It is said that the APMC Act (Agricultural Produce Marketing Committee Act) regulating agricultural markets in most parts of the country, is to blame. The state is divided into different market areas, which are managed by the committees constituted by the state governments. Once a particular area is declared a market area and falls under the jurisdiction of a market committee, no person or agency is allowed to freely carry on wholesale marketing activities. The licensing of traders leads to monopoly and provides little help to farmers in direct and free marketing.
Taking note of these factors, New Delhi has announced de-listing of fruits and vegetables from the purview of the APMC Act. But it is for the states to implement it. The ruling state governments might not like to ruffle the feathers of the politically important middlemen. No major announcements have come from states yet. The long-term solution of building infrastructure for food procurement will take time. Will the good intention shown by the Central government therefore remain a PR exercise only?

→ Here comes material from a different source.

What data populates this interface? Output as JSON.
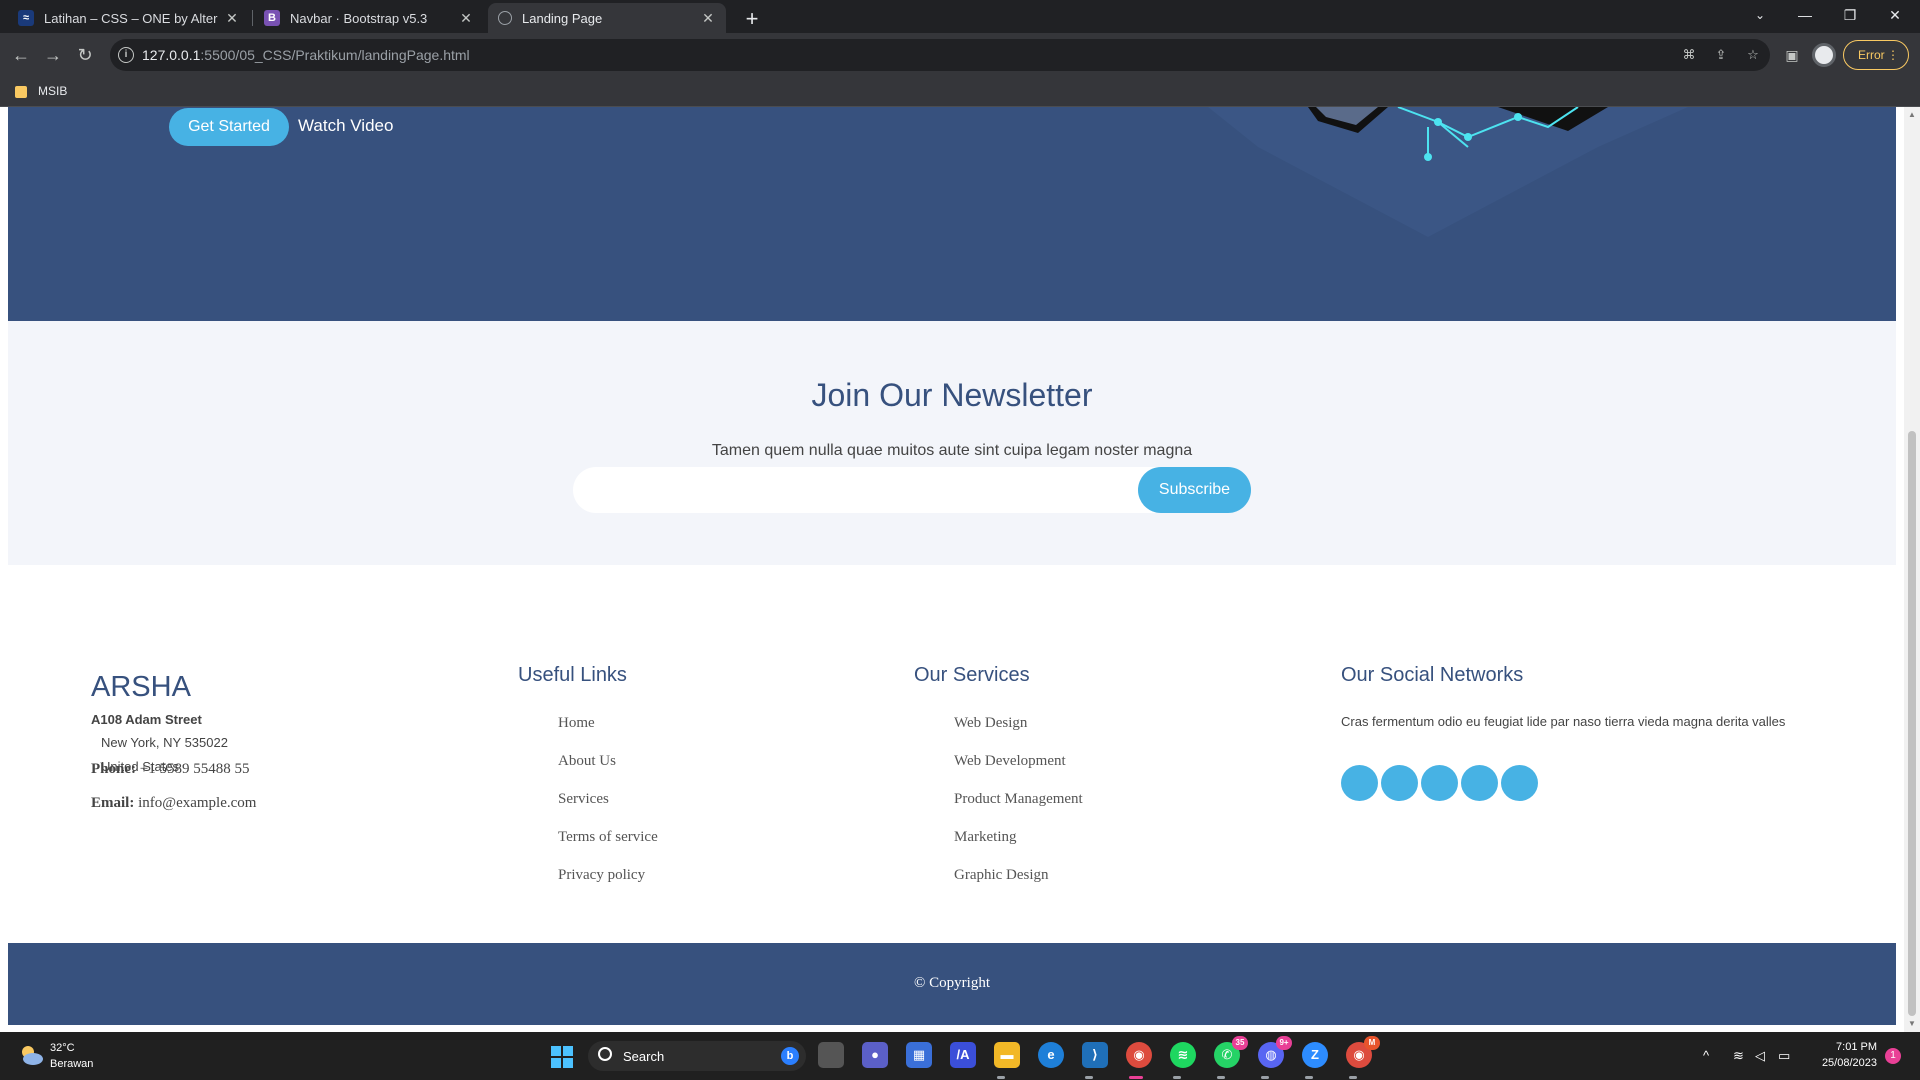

The writer works as a consultant analyst on economic issues impacting business in India